Go over the records and count each line that has the string "price". Give the number and nothing else.

Dataset rows for apps and sites:
┄┄┄┄┄┄

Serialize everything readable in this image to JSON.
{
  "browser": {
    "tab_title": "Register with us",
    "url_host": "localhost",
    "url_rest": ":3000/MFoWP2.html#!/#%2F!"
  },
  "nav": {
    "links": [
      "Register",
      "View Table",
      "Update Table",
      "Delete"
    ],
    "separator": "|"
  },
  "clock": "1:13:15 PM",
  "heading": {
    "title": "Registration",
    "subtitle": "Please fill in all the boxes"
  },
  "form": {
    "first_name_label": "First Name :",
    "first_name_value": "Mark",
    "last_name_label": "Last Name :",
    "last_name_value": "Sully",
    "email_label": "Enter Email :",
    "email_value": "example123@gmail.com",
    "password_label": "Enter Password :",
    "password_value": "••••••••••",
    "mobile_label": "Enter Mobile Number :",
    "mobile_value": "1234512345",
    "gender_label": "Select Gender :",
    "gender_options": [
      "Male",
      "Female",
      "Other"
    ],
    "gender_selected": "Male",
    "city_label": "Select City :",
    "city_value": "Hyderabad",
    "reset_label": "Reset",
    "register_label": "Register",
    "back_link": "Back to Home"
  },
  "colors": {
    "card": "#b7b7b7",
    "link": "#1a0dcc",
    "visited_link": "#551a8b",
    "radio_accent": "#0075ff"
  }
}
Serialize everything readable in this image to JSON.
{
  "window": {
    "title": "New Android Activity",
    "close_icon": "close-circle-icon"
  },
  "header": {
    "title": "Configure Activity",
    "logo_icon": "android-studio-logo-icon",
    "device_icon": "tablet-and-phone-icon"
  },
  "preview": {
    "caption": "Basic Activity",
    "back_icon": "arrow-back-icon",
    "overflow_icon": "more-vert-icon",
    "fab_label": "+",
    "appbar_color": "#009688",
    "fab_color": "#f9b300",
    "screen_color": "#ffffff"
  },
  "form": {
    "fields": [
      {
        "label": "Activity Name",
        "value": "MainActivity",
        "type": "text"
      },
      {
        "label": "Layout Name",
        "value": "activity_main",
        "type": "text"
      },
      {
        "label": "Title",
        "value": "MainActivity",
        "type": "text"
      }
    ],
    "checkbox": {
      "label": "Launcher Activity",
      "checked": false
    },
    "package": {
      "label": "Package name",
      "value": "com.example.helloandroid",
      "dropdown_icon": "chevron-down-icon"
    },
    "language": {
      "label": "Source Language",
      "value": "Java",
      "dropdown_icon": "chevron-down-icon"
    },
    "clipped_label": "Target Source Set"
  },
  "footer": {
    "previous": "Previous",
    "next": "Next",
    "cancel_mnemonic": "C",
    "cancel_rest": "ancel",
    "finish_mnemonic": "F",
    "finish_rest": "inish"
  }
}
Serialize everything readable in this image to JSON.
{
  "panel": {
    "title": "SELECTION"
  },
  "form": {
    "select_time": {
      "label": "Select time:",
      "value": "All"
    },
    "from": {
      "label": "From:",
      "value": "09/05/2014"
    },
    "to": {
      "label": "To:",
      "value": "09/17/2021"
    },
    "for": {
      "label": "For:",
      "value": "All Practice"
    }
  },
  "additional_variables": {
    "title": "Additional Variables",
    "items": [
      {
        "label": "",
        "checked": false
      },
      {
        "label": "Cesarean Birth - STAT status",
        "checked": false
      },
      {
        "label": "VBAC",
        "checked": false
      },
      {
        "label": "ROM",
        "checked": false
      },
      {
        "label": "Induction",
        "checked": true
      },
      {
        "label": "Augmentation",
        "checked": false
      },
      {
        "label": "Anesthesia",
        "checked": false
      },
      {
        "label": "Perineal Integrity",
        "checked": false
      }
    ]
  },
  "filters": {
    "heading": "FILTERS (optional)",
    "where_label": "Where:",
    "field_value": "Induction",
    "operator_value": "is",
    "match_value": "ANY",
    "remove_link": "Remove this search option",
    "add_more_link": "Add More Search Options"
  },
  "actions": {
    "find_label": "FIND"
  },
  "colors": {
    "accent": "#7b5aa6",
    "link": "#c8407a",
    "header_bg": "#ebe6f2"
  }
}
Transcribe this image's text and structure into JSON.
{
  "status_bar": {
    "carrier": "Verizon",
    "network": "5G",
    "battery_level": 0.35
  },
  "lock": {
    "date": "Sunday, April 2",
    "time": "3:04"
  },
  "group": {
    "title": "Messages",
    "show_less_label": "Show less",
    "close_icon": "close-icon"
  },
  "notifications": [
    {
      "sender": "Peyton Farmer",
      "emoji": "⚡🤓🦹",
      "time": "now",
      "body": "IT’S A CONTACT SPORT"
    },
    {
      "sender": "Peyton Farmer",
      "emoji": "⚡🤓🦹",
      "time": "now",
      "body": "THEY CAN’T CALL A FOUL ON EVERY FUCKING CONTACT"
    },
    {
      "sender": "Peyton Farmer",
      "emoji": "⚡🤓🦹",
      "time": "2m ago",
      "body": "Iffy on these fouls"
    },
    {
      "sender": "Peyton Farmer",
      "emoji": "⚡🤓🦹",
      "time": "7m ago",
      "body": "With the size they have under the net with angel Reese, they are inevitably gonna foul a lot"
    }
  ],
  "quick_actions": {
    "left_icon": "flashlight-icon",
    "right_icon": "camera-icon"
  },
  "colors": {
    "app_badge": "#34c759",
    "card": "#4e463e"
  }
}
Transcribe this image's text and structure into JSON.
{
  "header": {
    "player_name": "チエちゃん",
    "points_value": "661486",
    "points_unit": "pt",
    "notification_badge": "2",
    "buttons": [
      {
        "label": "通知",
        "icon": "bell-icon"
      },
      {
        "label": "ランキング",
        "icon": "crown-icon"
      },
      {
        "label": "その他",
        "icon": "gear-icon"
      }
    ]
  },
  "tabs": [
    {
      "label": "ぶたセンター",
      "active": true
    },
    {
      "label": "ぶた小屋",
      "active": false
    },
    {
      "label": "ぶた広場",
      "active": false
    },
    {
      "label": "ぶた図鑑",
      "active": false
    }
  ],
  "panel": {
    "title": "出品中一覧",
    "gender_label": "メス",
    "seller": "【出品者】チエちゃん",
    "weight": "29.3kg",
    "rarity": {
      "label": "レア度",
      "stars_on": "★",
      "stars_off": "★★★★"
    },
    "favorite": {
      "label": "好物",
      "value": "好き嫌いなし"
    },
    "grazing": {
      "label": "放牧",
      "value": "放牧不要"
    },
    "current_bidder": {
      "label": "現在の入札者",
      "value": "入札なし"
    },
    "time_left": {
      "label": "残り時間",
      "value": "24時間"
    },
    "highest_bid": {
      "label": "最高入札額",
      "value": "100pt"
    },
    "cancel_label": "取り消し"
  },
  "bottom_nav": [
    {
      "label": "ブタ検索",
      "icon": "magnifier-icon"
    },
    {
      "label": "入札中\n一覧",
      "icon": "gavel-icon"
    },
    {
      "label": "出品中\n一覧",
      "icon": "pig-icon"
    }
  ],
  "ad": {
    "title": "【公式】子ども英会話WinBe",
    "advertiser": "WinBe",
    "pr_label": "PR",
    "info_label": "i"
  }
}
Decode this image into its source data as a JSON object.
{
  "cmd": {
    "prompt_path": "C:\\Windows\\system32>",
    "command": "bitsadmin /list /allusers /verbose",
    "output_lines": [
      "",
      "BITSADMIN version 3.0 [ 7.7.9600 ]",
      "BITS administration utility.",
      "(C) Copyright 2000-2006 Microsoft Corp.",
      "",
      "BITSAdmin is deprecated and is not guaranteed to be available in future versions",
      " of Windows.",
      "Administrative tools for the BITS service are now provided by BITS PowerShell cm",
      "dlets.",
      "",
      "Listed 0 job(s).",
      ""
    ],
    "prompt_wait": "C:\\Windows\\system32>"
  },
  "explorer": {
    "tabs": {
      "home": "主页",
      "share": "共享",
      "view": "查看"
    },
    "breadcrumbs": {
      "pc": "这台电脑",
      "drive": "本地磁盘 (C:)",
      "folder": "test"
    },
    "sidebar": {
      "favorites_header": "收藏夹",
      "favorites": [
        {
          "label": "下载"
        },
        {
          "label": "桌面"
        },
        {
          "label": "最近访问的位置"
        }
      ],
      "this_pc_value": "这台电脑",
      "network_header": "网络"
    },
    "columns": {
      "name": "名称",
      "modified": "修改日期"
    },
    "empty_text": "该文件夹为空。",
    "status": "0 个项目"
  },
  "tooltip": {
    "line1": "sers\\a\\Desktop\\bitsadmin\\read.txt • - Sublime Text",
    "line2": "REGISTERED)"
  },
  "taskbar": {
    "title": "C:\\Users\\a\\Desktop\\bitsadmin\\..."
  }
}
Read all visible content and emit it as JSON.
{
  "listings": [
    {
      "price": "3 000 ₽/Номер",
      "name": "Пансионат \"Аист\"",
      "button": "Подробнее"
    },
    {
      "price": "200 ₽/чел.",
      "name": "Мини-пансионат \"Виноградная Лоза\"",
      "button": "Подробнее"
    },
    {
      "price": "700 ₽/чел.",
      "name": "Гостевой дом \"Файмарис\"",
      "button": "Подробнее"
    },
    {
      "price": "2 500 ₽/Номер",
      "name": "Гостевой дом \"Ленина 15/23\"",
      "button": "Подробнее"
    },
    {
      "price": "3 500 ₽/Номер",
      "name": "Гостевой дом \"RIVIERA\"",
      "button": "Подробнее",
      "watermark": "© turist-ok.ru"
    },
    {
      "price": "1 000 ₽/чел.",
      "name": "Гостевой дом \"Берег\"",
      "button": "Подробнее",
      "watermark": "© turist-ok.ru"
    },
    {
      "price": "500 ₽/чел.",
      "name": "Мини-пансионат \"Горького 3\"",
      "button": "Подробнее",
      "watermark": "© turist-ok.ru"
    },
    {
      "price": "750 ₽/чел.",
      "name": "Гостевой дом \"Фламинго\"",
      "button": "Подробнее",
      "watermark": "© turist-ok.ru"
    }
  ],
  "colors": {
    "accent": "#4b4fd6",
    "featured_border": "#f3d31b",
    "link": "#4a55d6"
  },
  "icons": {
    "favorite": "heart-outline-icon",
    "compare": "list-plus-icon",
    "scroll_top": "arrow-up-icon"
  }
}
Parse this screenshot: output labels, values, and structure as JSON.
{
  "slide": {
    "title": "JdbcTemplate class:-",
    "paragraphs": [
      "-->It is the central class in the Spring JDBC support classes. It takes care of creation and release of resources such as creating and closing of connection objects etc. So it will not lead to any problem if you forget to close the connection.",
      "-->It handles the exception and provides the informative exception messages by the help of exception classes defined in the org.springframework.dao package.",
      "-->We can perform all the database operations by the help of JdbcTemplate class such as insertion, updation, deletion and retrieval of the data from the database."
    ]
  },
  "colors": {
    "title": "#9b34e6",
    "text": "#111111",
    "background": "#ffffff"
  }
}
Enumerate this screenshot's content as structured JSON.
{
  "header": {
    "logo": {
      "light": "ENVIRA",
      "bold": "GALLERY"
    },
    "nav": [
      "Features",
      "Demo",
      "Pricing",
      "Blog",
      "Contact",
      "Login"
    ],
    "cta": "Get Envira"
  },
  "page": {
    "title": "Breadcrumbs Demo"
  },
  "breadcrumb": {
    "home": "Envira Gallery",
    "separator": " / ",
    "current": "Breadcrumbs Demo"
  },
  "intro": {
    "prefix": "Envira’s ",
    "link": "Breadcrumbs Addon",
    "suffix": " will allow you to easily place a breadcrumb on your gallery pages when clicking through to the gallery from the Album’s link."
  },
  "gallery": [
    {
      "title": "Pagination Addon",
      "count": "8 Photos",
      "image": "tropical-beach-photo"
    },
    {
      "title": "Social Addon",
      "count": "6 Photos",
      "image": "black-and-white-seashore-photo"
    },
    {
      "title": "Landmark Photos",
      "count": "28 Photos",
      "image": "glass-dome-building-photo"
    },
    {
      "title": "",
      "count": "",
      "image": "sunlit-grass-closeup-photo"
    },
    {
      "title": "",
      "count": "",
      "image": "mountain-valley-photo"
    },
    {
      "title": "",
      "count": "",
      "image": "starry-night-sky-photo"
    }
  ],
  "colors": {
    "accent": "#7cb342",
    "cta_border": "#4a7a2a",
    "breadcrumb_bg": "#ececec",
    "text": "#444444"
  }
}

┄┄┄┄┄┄

Task response –
8